Ernest Shiva is a Serrano and Cahuilla elder, a bird singer and a teacher.
He is also part of the stories.
Shiva, 84, was born and raised on the Morongo Indian reservation near Cabazón. He grew up in his grandfather’s house, where the Serrano language was spoken. His aunt, he said, was the last fluent speaker of the language.
Shiva and his wife, June, founded the non-profit Dorothy Ramon Learning Center in Banning in 2003, named after their aunt, to help preserve the Native American cultures of Southern California.
Morongo Aboriginal elder Ernest Siwa shares songs with photographer at the Dorothy Ramon Learning Center in Banning @watcharaphotog And today I The first was about the doodlebug (antlion). Can’t wait to share what I’ve learned with us #NativeAmericanHeritageMonth coverage. pic.twitter.com/Tl4STDxAzp
— Jennifer Iyer (@Jen_Iyer) November 19, 2021
“The idea of saving and sharing is our motto at the Ramon Learning Center,” he said, “and it comes from our great-grandfather, Francisco Morongo, who died in 1906. He encourages young families to work hard and study. Were saying for. And learn a new way. ‘Our way is coming and ending, this is what you have to do to be successful.’
“In the end he said ‘Never forget your language. Never forget where you are from.'”
The center publishes scholarly work, and organizes flute classes, lectures, concerts, and family activities. During the coronavirus pandemic, the center has been active, offering digital programs through videos on its Facebook page and YouTube. Shiva hopes that individual events will resume soon.
Siva has served as tribal historian and cultural consultant for the Morongo Band of Mission Indians, and at Cal State San Bernardino, UCLA and other campuses, sharing local Indian cultures and languages.
He also works with the San Manuel Band of Mission Indians near Highland to preserve the Serrano language and history.
He said those bird songs don’t just sing about birds. They are symbolic, although they refer to birds such as grasshoppers, pigeons and Canada geese.
“We came, like birds in the air,” he said, “we swam,” as my grandfather, Pete Ramon, said.
Songs also help unify.
While each family has different understandings of their “history, language, culture, it all fits together,” Shiva said. “Music: Songs were our books; they knew who we were, who we were and what was about to happen.”

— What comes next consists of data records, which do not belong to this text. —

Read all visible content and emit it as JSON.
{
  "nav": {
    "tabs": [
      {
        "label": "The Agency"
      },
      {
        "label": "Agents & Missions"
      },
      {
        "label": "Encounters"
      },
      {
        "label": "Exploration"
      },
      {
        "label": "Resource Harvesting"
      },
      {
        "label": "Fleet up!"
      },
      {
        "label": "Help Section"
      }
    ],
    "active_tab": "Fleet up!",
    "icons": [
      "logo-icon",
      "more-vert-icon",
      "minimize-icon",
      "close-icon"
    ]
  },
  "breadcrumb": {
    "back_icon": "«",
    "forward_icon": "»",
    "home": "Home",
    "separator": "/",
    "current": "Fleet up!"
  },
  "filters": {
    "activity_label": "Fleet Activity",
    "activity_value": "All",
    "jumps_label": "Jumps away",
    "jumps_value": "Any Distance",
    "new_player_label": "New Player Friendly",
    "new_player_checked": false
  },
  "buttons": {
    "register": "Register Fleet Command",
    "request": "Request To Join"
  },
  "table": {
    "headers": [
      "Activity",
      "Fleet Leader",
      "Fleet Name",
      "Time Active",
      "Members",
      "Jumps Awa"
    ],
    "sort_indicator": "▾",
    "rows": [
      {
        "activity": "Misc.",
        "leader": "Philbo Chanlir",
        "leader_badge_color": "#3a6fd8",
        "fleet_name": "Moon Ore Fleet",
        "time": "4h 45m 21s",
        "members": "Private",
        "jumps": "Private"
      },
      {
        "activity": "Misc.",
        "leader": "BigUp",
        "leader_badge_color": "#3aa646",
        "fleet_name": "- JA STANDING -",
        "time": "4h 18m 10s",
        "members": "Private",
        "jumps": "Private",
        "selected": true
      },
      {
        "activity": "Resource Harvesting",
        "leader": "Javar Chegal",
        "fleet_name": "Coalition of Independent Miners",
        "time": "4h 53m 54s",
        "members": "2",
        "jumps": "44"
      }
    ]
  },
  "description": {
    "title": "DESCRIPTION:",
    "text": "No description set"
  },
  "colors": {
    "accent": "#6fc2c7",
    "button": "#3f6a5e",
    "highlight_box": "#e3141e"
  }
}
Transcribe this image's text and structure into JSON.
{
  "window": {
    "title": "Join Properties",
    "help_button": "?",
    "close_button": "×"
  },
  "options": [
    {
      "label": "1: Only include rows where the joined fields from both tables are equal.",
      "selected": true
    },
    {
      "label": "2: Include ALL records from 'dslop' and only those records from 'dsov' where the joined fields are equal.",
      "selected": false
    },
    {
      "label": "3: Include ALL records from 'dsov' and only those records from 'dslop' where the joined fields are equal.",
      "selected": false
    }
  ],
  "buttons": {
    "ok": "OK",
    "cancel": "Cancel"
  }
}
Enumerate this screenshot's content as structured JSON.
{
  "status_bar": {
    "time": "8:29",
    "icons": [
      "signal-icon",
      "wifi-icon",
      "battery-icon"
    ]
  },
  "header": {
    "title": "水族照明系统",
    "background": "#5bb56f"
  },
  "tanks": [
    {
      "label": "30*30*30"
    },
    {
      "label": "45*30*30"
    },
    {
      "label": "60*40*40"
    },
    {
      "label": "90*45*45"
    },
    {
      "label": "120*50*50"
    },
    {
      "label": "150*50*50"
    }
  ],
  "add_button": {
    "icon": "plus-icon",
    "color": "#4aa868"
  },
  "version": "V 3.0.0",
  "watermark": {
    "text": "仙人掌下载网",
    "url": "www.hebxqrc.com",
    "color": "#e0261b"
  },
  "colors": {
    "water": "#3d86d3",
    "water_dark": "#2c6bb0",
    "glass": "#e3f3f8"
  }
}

He sees himself as the fulfillment of a need.
“People are searching,” he said. “I just answered what I knew about life and so on, and others were doing the same.”